I love that Movses comes to everything with “beginners mind”, even now when we meet to rehearse after having performed the piece so many times. So we are free to create and adjust and breathe the piece anew each time we do it, and can respond to each other spontaneously in a way that is only possible in a long-term collaboration. I have had many rewarding collaborations over the years, but somehow this one is particularly special, in no small part because of the synergy inspired by the unique musical and conceptual demands of “Kafka Fragments.”
Moving slightly away from solely “Kafka Fragments”, you spend a lot of time working with young and emerging new music singers. What advice do you usually give to singers who are working on scores, like “Kafka Fragments” that perhaps challenge them beyond their traditional vocal training?
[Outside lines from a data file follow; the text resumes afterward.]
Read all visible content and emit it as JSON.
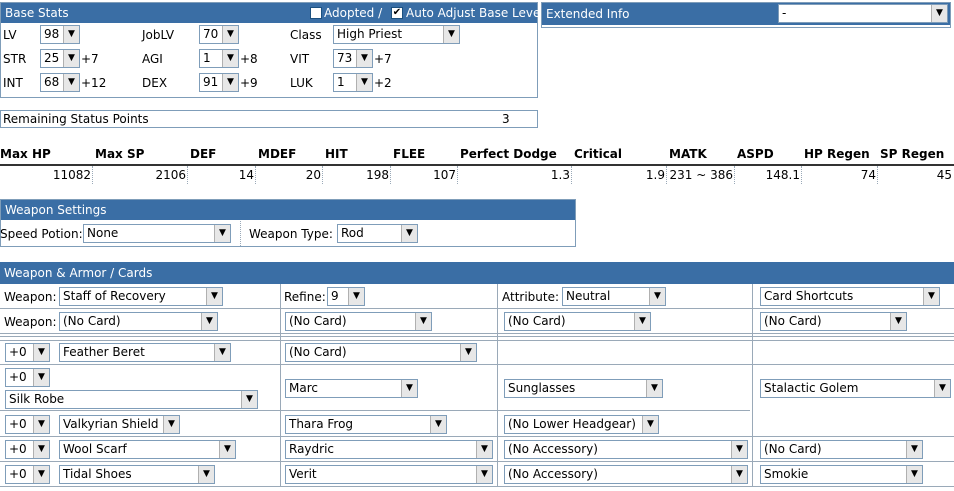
{
  "base_stats": {
    "title": "Base Stats",
    "adopted_label": "Adopted /",
    "adopted_checked": false,
    "auto_adjust_label": "Auto Adjust Base Level",
    "auto_adjust_checked": true,
    "lv_label": "LV",
    "lv": "98",
    "joblv_label": "JobLV",
    "joblv": "70",
    "class_label": "Class",
    "class": "High Priest",
    "str_label": "STR",
    "str": "25",
    "str_bonus": "+7",
    "agi_label": "AGI",
    "agi": "1",
    "agi_bonus": "+8",
    "vit_label": "VIT",
    "vit": "73",
    "vit_bonus": "+7",
    "int_label": "INT",
    "int": "68",
    "int_bonus": "+12",
    "dex_label": "DEX",
    "dex": "91",
    "dex_bonus": "+9",
    "luk_label": "LUK",
    "luk": "1",
    "luk_bonus": "+2"
  },
  "extended_info": {
    "title": "Extended Info",
    "value": "-"
  },
  "remaining": {
    "label": "Remaining Status Points",
    "value": "3"
  },
  "stats_table": {
    "headers": [
      "Max HP",
      "Max SP",
      "DEF",
      "MDEF",
      "HIT",
      "FLEE",
      "Perfect Dodge",
      "Critical",
      "MATK",
      "ASPD",
      "HP Regen",
      "SP Regen"
    ],
    "values": [
      "11082",
      "2106",
      "14",
      "20",
      "198",
      "107",
      "1.3",
      "1.9",
      "231 ~ 386",
      "148.1",
      "74",
      "45"
    ]
  },
  "weapon_settings": {
    "title": "Weapon Settings",
    "speed_potion_label": "Speed Potion:",
    "speed_potion": "None",
    "weapon_type_label": "Weapon Type:",
    "weapon_type": "Rod"
  },
  "equipment": {
    "title": "Weapon & Armor / Cards",
    "weapon_label": "Weapon:",
    "weapon": "Staff of Recovery",
    "refine_label": "Refine:",
    "refine": "9",
    "attribute_label": "Attribute:",
    "attribute": "Neutral",
    "card_shortcuts": "Card Shortcuts",
    "weapon_card_label": "Weapon:",
    "weapon_cards": [
      "(No Card)",
      "(No Card)",
      "(No Card)",
      "(No Card)"
    ],
    "headgear_refine": "+0",
    "headgear": "Feather Beret",
    "headgear_card": "(No Card)",
    "armor_refine": "+0",
    "armor": "Silk Robe",
    "armor_card": "Marc",
    "mid_headgear": "Sunglasses",
    "lower_headgear": "(No Lower Headgear)",
    "upper_card": "Stalactic Golem",
    "shield_refine": "+0",
    "shield": "Valkyrian Shield",
    "shield_card": "Thara Frog",
    "garment_refine": "+0",
    "garment": "Wool Scarf",
    "garment_card": "Raydric",
    "accessory1": "(No Accessory)",
    "accessory1_card": "(No Card)",
    "shoes_refine": "+0",
    "shoes": "Tidal Shoes",
    "shoes_card": "Verit",
    "accessory2": "(No Accessory)",
    "accessory2_card": "Smokie"
  }
}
My best advice is: if you can work with a composer from the very inception of the compositional process, do so. Have pieces written for you, with you, so you can get a piece that both challenges you and shows your voice at its best. This is also an exercise in self-knowledge. Singers must know what their voice is capable of, ALL that it is capable of, and be able to communicate that effectively to a composer in a creative dialogue that can result in a new perspective on your individual voice. Limitations (which we all have!) must be viewed as creative opportunities rather than road blocks.
For all music you learn, you must practice while moving your body. One of the pitfalls of a traditional bel canto training is that the quiet body is highly valued, but too often “quiet” or even “neutral” can really mean stiff and held. When phrases are challenging, when “extended techniques” are employed, a singer must find how the gestures live in the entire body, not just from the navel to the neck. After all, what is an “extended technique” but an intentional utterance of all the spontaneous sounds of life — coughing, laughing, sneezing, gasping, or imitating a cast of characters in a cartoon or Coen Brothers’ movie? We make these sounds all the time every day, freely and without complication, because our bodies and breath are free. When you bring these sounds into music, you must think of it as planned spontaneity. Our practice of these sounds, and quite frankly of ALL singing sounds in music, must be playful with the body, observant with the mind, and in touch with the emotions.
As always, please share your thoughts with us! Leave us a comment below or connect on twitter (@mezzoihnen – #KafkaFrag) or on our Sybaritic Singer Facebook page. You can also RSVP to our performance György Kurtág’s “Kafka Fragments” at the Atlas Performing Arts Center or buy your tickets right now via the Atlas Box Office.
- kafka-fragmente: Telling a Historical Fiction through Chamber Music (sybariticsinger.com)
- kafka-fragmente: A Fragment is Like a Hedgehog (sybariticsinger.com)